I agree with everyone else in that you should talk to a mortgage broker. He will go over your finances and let you know how much you qualify for. He can also advise you on what to pay off some credit lines in order to (a) strengthen your debt to income ratio and (b) raise your credit score.
Yes, but that's not the case in Austin. At least that is the minority and not the majority. The fact of the matter is that in a stable state like Texas, it's not as big of a risk. Furthermore, people need to think of buying a home as a long-term investment. If you plan on buying a home for a period of less than 5 years, you are taking a risk walking into it. On a national level, the average appreciation rate is 4 percent. If someone is wanting to move up in home as they get older it's important to buy a home as soon as they can. I live in a very nice neighborhood and home is worth $600K. I would not want to pay the note on a $600K home and I don't have to because the first home I bought 12 years ago appreciated and when we sold it in 2011, we transferred $150K in equity to the new home, which we paid $450K for. Now, we the market has exploded in central Austin and we are paying the note of a $300,000 home on a $600,000 home. That's the beauty of owning real estate. You don't have to be rich to eventually live in a great community, you just have to have make smart decisions when you buy.
And hopefully never......We typically get a lower tax value (if only slightly) than actual value and that's a good thing in my opinion. Howdy John!!

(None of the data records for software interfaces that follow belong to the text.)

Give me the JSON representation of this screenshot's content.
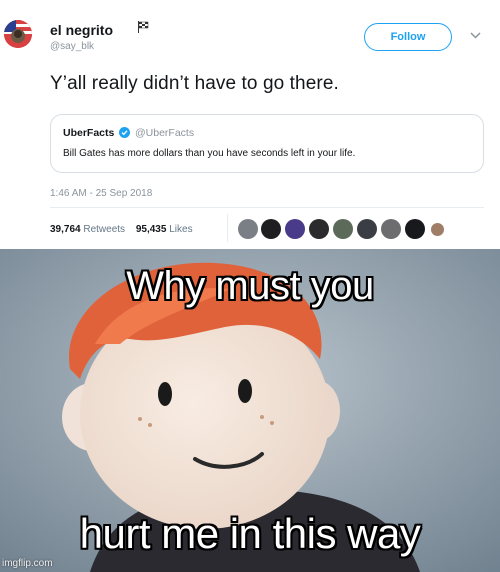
{
  "tweet": {
    "display_name": "el negrito",
    "handle": "@say_blk",
    "follow_label": "Follow",
    "text": "Y’all really didn’t have to go there.",
    "quoted": {
      "name": "UberFacts",
      "handle": "@UberFacts",
      "text": "Bill Gates has more dollars than you have seconds left in your life."
    },
    "timestamp": "1:46 AM - 25 Sep 2018",
    "retweets_count": "39,764",
    "retweets_label": "Retweets",
    "likes_count": "95,435",
    "likes_label": "Likes"
  },
  "meme": {
    "caption_top": "Why must you",
    "caption_bottom": "hurt me in this way"
  },
  "watermark": "imgflip.com",
  "colors": {
    "accent": "#1da1f2",
    "text": "#14171a",
    "muted": "#8a949c"
  }
}
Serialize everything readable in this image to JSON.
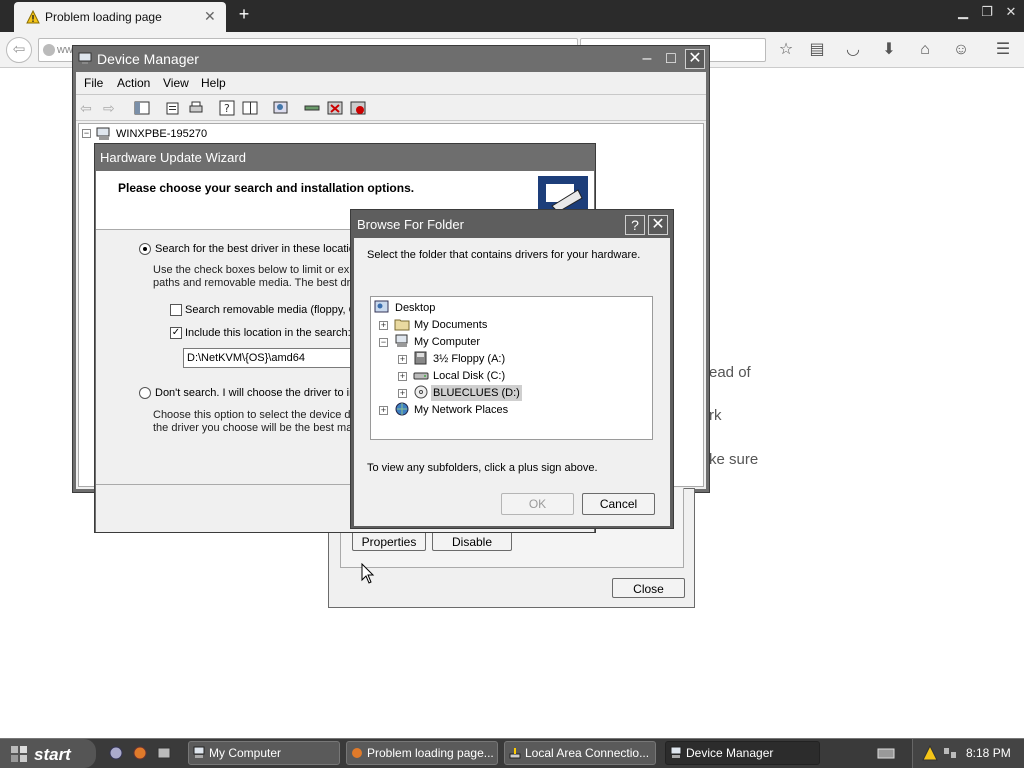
{
  "browser": {
    "tab_title": "Problem loading page",
    "url_prefix": "ww",
    "page_fragments": [
      "ead of",
      "rk",
      "ke sure"
    ]
  },
  "device_manager": {
    "title": "Device Manager",
    "menu": [
      "File",
      "Action",
      "View",
      "Help"
    ],
    "tree_root": "WINXPBE-195270"
  },
  "wizard": {
    "title": "Hardware Update Wizard",
    "heading": "Please choose your search and installation options.",
    "option_search": "Search for the best driver in these location",
    "option_search_desc_1": "Use the check boxes below to limit or exp",
    "option_search_desc_2": "paths and removable media. The best driv",
    "check_removable": "Search removable media (floppy, C",
    "check_include": "Include this location in the search:",
    "path_value": "D:\\NetKVM\\{OS}\\amd64",
    "option_dont": "Don't search. I will choose the driver to in",
    "option_dont_desc_1": "Choose this option to select the device dr",
    "option_dont_desc_2": "the driver you choose will be the best mat"
  },
  "properties_dialog": {
    "properties_label": "Properties",
    "disable_label": "Disable",
    "close_label": "Close"
  },
  "browse": {
    "title": "Browse For Folder",
    "help_label": "?",
    "instruction": "Select the folder that contains drivers for your hardware.",
    "tree": {
      "desktop": "Desktop",
      "my_documents": "My Documents",
      "my_computer": "My Computer",
      "floppy": "3½ Floppy (A:)",
      "local_disk": "Local Disk (C:)",
      "blueclues": "BLUECLUES (D:)",
      "network": "My Network Places"
    },
    "hint": "To view any subfolders, click a plus sign above.",
    "ok_label": "OK",
    "cancel_label": "Cancel"
  },
  "taskbar": {
    "start_label": "start",
    "tasks": [
      "My Computer",
      "Problem loading page...",
      "Local Area Connectio...",
      "Device Manager"
    ],
    "clock": "8:18 PM"
  }
}
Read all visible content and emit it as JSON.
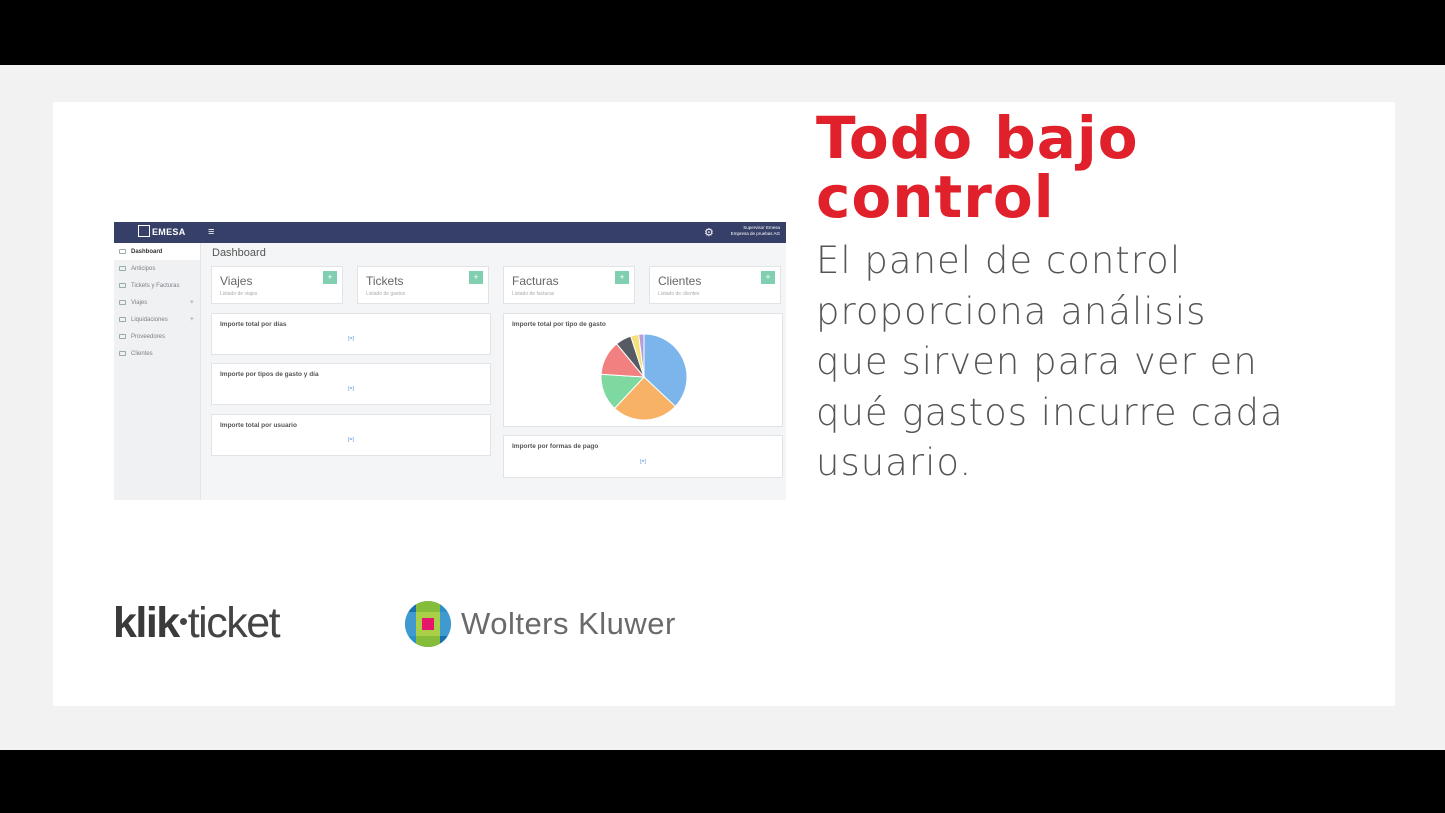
{
  "slide": {
    "headline": "Todo bajo\ncontrol",
    "body": "El panel de control\nproporciona  análisis\nque sirven para ver en\nqué  gastos incurre cada\nusuario.",
    "headline_color": "#e0202a",
    "body_color": "#555555"
  },
  "dashboard": {
    "logo_text": "EMESA",
    "user_name": "Supervisor Emesa",
    "user_company": "Empresa de pruebas AG",
    "page_title": "Dashboard",
    "sidebar": [
      {
        "label": "Dashboard",
        "icon": "monitor-icon",
        "active": true
      },
      {
        "label": "Anticipos",
        "icon": "card-icon"
      },
      {
        "label": "Tickets y Facturas",
        "icon": "document-icon"
      },
      {
        "label": "Viajes",
        "icon": "users-icon",
        "expandable": true
      },
      {
        "label": "Liquidaciones",
        "icon": "table-icon",
        "expandable": true
      },
      {
        "label": "Proveedores",
        "icon": "user-icon"
      },
      {
        "label": "Clientes",
        "icon": "user-icon"
      }
    ],
    "stats": [
      {
        "name": "Viajes",
        "sub": "Listado de viajes"
      },
      {
        "name": "Tickets",
        "sub": "Listado de gastos"
      },
      {
        "name": "Facturas",
        "sub": "Listado de facturas"
      },
      {
        "name": "Clientes",
        "sub": "Listado de clientes"
      }
    ],
    "panels": {
      "importe_dias": "Importe total por días",
      "importe_tipos_dia": "Importe por tipos de gasto y día",
      "importe_usuario": "Importe total por usuario",
      "importe_tipo_gasto": "Importe total por tipo de gasto",
      "importe_formas_pago": "Importe por formas de pago",
      "loading_glyph": "[=]"
    },
    "add_glyph": "+",
    "accent": "#353f68",
    "add_color": "#7fcfb0"
  },
  "chart_data": {
    "type": "pie",
    "title": "Importe total por tipo de gasto",
    "values": [
      37,
      25,
      14,
      13,
      6,
      3,
      2
    ],
    "colors": [
      "#7cb5ec",
      "#f7b266",
      "#7ed9a0",
      "#f28080",
      "#555a63",
      "#f6e07a",
      "#b39ddb"
    ]
  },
  "logos": {
    "klik_bold": "klik",
    "klik_light": "ticket",
    "wolters": "Wolters Kluwer"
  }
}
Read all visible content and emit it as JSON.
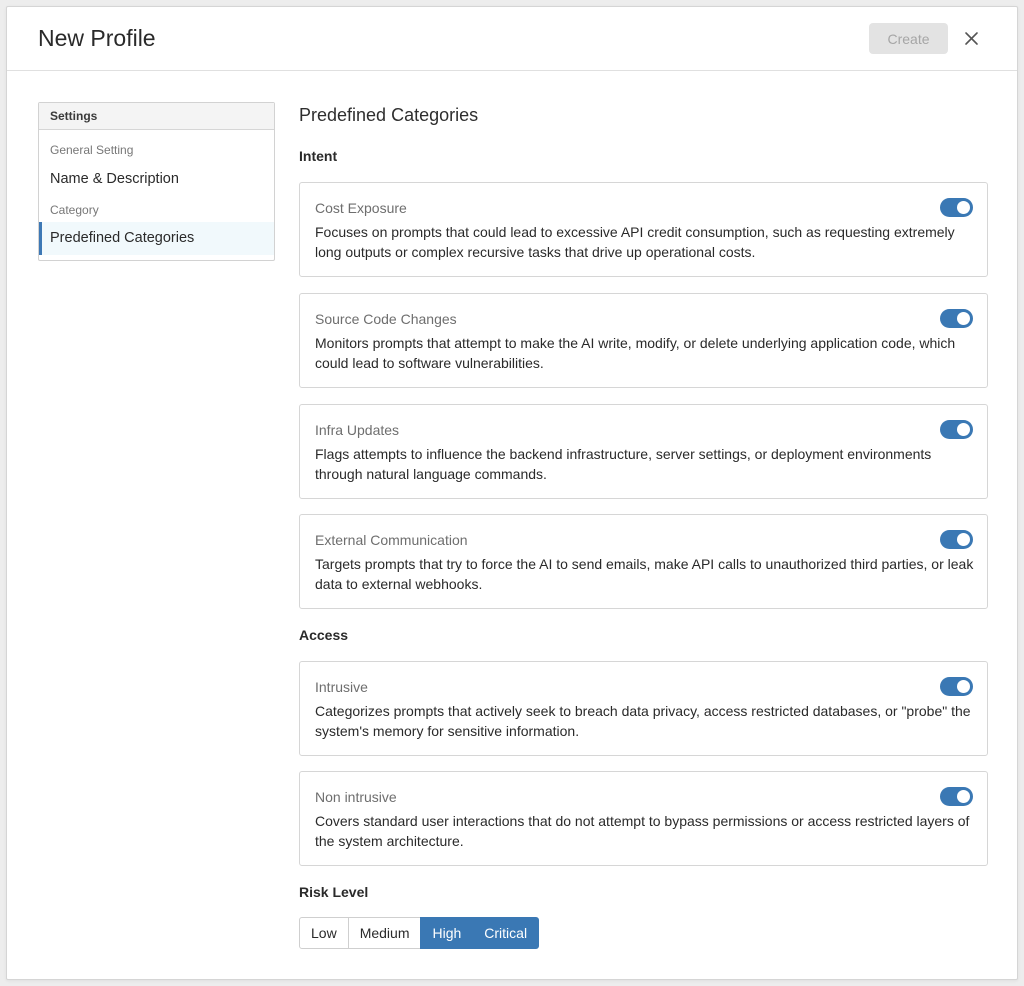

The hard part about short sales is what is actually done by the listing agent and homeowner. I have seen short sales taken by agents that have no idea what they are doing and homeowners that have not compile the information required. Its important for your agent to "take the temperature" of the listing agent and make sure they know what they are doing. Has the hardship letter, 2 years of financials and other information been collected from the homeowner? Has it been submitted? Has a negotiator been assigned? If I find that the listing agent doesn't know the answers to this question I know we are in trouble.